Dataset items:
*** Block opens ***

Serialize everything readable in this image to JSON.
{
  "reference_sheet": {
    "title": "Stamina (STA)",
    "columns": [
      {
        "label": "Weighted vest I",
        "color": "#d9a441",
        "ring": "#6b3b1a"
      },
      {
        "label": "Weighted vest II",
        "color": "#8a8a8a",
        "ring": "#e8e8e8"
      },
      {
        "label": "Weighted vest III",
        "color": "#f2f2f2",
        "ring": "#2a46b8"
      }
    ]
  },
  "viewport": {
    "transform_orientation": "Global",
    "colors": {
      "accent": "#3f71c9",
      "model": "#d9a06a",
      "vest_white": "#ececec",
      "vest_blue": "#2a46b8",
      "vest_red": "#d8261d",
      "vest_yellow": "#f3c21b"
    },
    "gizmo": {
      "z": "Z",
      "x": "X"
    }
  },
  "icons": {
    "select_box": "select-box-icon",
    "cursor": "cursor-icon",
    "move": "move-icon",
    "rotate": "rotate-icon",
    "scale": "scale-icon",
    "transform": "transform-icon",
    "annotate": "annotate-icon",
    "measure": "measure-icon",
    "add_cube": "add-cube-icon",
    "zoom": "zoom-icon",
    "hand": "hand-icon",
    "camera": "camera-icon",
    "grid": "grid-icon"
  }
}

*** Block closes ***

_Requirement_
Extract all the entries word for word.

_Answer below_
Serialize everything readable in this image to JSON.
{
  "reference_sheet": {
    "title": "Stamina (STA)",
    "columns": [
      {
        "label": "Weighted vest I",
        "color": "#d9a441",
        "ring": "#6b3b1a"
      },
      {
        "label": "Weighted vest II",
        "color": "#8a8a8a",
        "ring": "#e8e8e8"
      },
      {
        "label": "Weighted vest III",
        "color": "#f2f2f2",
        "ring": "#2a46b8"
      }
    ]
  },
  "viewport": {
    "transform_orientation": "Global",
    "colors": {
      "accent": "#3f71c9",
      "model": "#d9a06a",
      "vest_white": "#ececec",
      "vest_blue": "#2a46b8",
      "vest_red": "#d8261d",
      "vest_yellow": "#f3c21b"
    },
    "gizmo": {
      "z": "Z",
      "x": "X"
    }
  },
  "icons": {
    "select_box": "select-box-icon",
    "cursor": "cursor-icon",
    "move": "move-icon",
    "rotate": "rotate-icon",
    "scale": "scale-icon",
    "transform": "transform-icon",
    "annotate": "annotate-icon",
    "measure": "measure-icon",
    "add_cube": "add-cube-icon",
    "zoom": "zoom-icon",
    "hand": "hand-icon",
    "camera": "camera-icon",
    "grid": "grid-icon"
  }
}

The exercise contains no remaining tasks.